What is the best chainsaw for quartering large logs lengthwise that are about 3 to 5 feet in diameter?
Also, what is best chain and pitch (i.e. semi-chisel or full chisel) for cutting these large logs?
Are there any dangers with large bar chainsaws kicking back when using an aggressive chain and what preventive measures could be taken?
I'm not going to pretend to know the answer to your question. What I will do is share my experience on the subject and then stay tuned in and maybe learn something too.
Presently I'm milling a 62-inch (max. dia. @ log's butt - not dbh) white oak. I followed the chainsaw mill's manufacturer's recommendation of buying the largest chainsaw (engine size) I could afford. I got a used Stihl 088 off Ebay about 3-years ago. So the saw has some age on it. Then I bought a new 59-inch Stihl bar. The bar and 1 cross-cut chain cost $300.00. For a guy just getting into milling the larger logs I started looking at ways of saving money on ripping chain. I have been milling logs for several years prior to getting into the larger logs. I knew I was going to need at least 3-ripping chains for the way I operate. .404 ripping chain loops were $100.00 each. I discovered that I can buy a 100' spool of chain for $350.00 +/-. Now I have backup loops and don't have to shut down to file. Off the top of my head I believe I am using .404 semi-chisel chain. The way it holds an edge is what makes me think this. * If you want to know just ask and I'll go check the saw to be certain.
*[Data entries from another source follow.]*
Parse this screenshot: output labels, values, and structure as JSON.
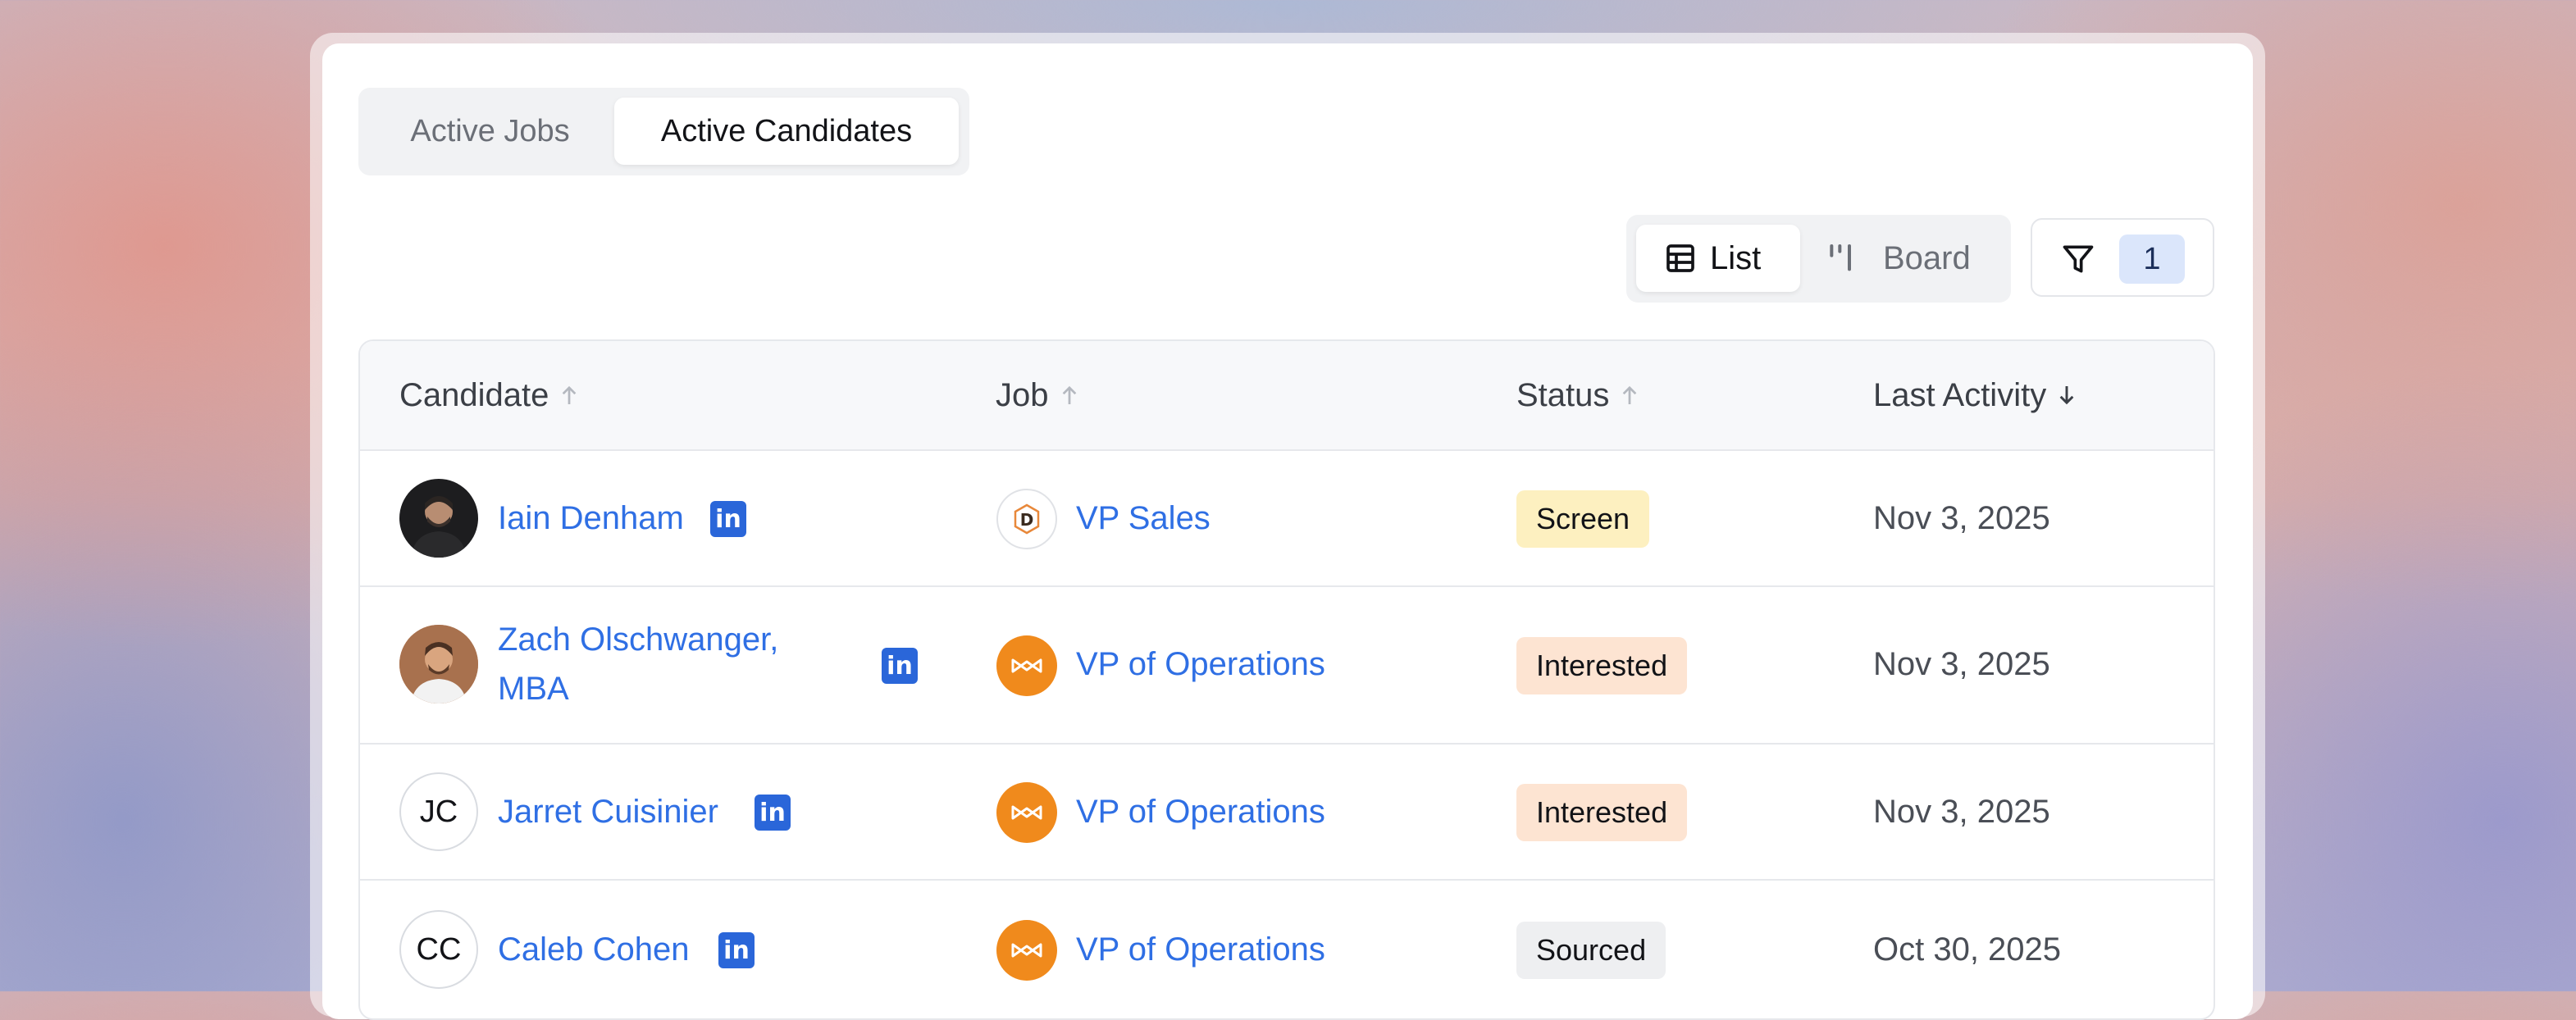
{
  "tabs": {
    "active_jobs": "Active Jobs",
    "active_candidates": "Active Candidates"
  },
  "view": {
    "list": "List",
    "board": "Board",
    "filter_count": "1"
  },
  "table": {
    "headers": {
      "candidate": "Candidate",
      "job": "Job",
      "status": "Status",
      "last_activity": "Last Activity"
    },
    "rows": [
      {
        "name": "Iain Denham",
        "initials": "",
        "job": "VP Sales",
        "status": "Screen",
        "status_color": "#fdf0c0",
        "date": "Nov 3, 2025"
      },
      {
        "name_line1": "Zach Olschwanger,",
        "name_line2": "MBA",
        "initials": "",
        "job": "VP of Operations",
        "status": "Interested",
        "status_color": "#fde4d2",
        "date": "Nov 3, 2025"
      },
      {
        "name": "Jarret Cuisinier",
        "initials": "JC",
        "job": "VP of Operations",
        "status": "Interested",
        "status_color": "#fde4d2",
        "date": "Nov 3, 2025"
      },
      {
        "name": "Caleb Cohen",
        "initials": "CC",
        "job": "VP of Operations",
        "status": "Sourced",
        "status_color": "#eeeff1",
        "date": "Oct 30, 2025"
      }
    ]
  },
  "colors": {
    "link": "#2f6fe4",
    "brand_orange": "#f08a1c",
    "linkedin": "#2a66d9"
  }
}
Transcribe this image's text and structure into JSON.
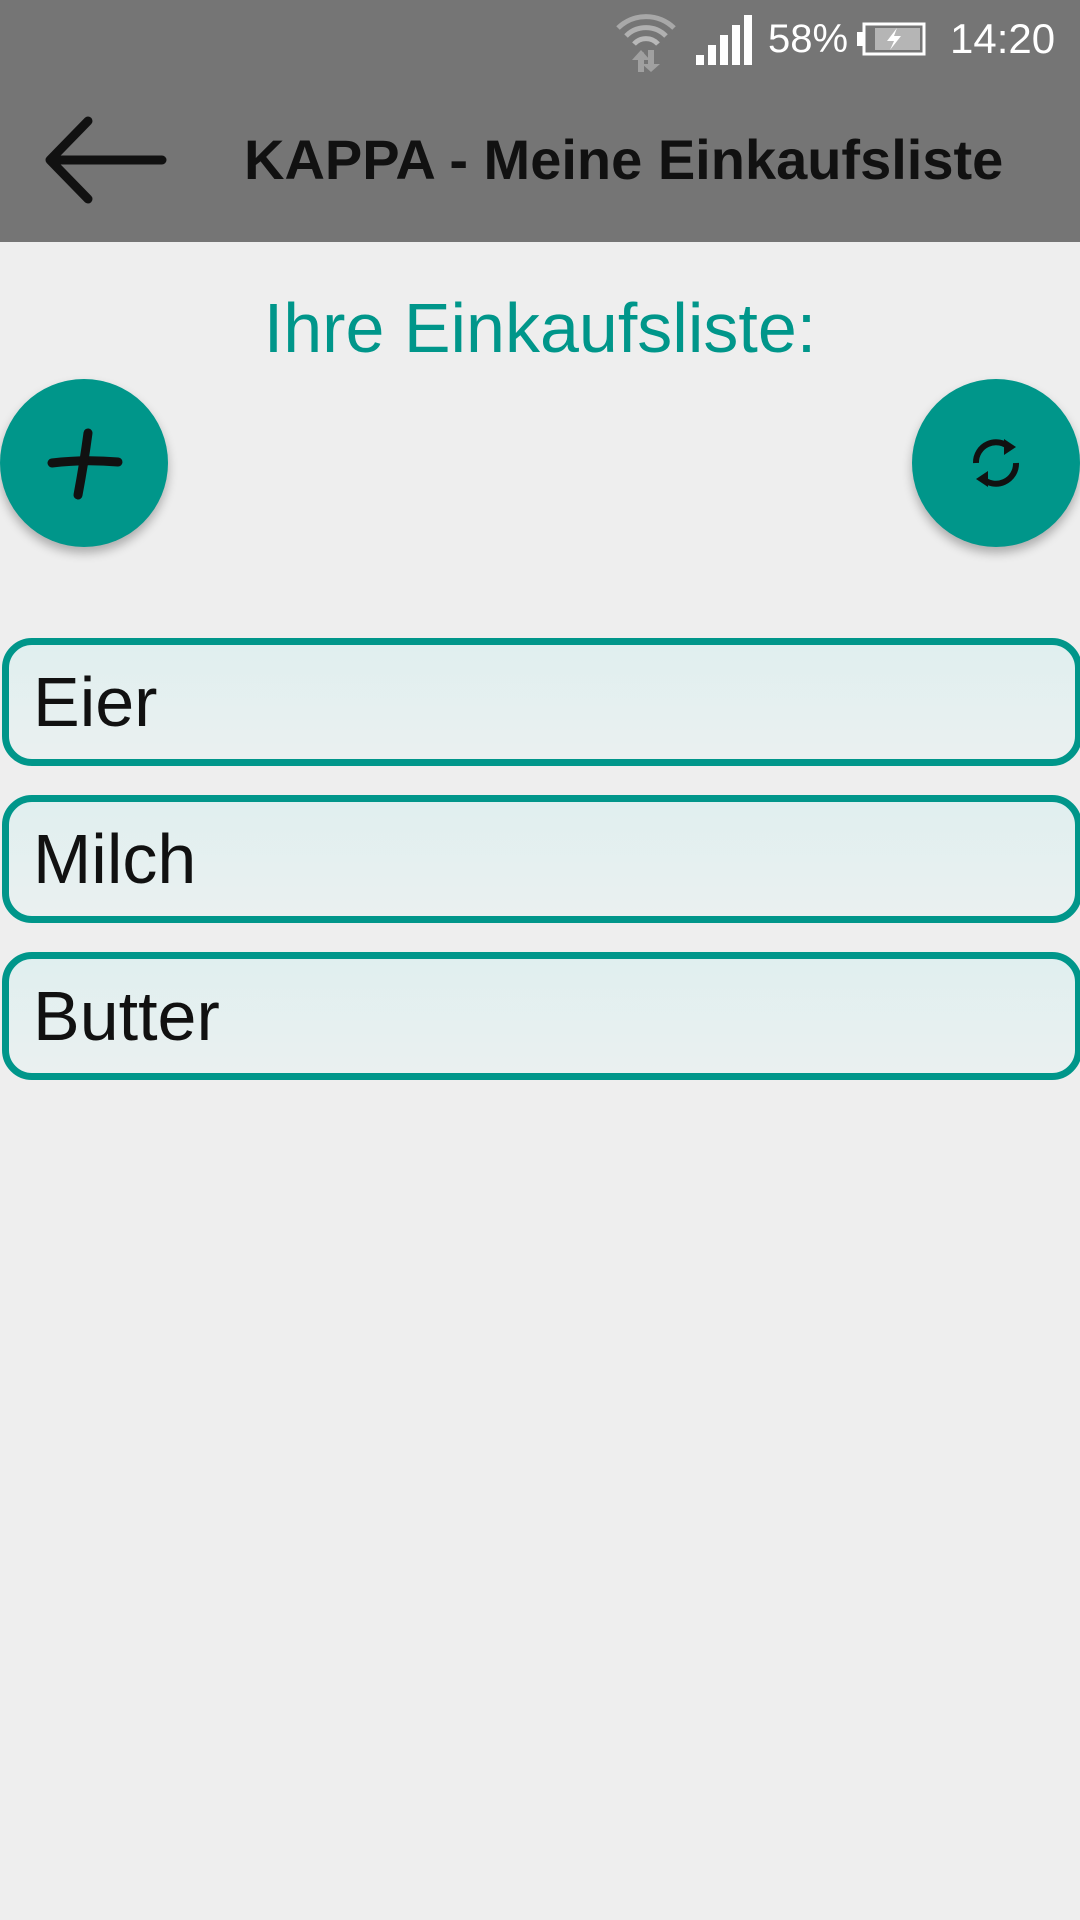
{
  "status_bar": {
    "battery_percent": "58%",
    "time": "14:20",
    "icons": [
      "wifi-icon",
      "signal-icon",
      "battery-charging-icon"
    ]
  },
  "app_bar": {
    "back_icon": "arrow-left-icon",
    "title": "KAPPA - Meine Einkaufsliste"
  },
  "main": {
    "heading": "Ihre Einkaufsliste:",
    "add_button_icon": "plus-icon",
    "refresh_button_icon": "refresh-icon",
    "items": [
      {
        "label": "Eier"
      },
      {
        "label": "Milch"
      },
      {
        "label": "Butter"
      }
    ]
  },
  "colors": {
    "accent": "#00968a",
    "app_bar": "#757575",
    "background": "#eeeeee"
  }
}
I've talked with a few tree guys about the Stihl MS 880 (Stihl 088) vs Stihl MS 660 (Still 066) and found a lot of guys prefer the 660. Reason being they say is the 880 seems to have less chain speed on the topend. Initially I concurred with them until I burnt the piston rings on the oak log. When I tore down the engine and replaced the piston rings I was amazed that the saw ran at all for the thick buildup of carbon soot. I cleaned up the cylinder to the point it looked new and closed it up. Then put a carb kit on for good measure and the old saw screamed to life like a new saw.
I've been milling this oak log that is 62-inch diameter by 15-feet long. Initially it was taking 2 tanks of gas and about 1-hour to make 1 cut. Now I'm at the middle of the log and it's taking 3 tanks of gas and 1-1/2 hours per cut.
You will be wise to get extra chain tensioners to keep on-hand as I have had some break bouncing through knots. It's worth the $20.00 investment to have an extra vs downtime waiting for a order to come in. Most dealers don't stock MS 880 (088) parts.
As far as kickbacks go always be on top of your game when running a professional grade saw and especially with a bar mounted mill. You the operator will be standing in a position all the safety books warn about when starting a cut. Once the bar and mill are about a foot into the log I'd say kickback can still happen but the mill attachment should help to stop the saw from getting out of the log; looks to me like it would bind inside the cut on the log. On this note, I did throw a chain when starting a cut with my Stihl MS 661once. The chain hit me in the stomach but didn't cut my clothing or me. If I was a cat I just burned 1 of my 9 lives. When this happened the clutch bearings had a catastrophic failure and everything came off the crank.
Some guys will swear by their trusty Solo's, Husqvarna, Stihl, etc. I say make sure the saw you pick is of professional grade and get to know it well so you are confident and safe with it. Always respect the power of the saw and never become complacent with it. Happy milling.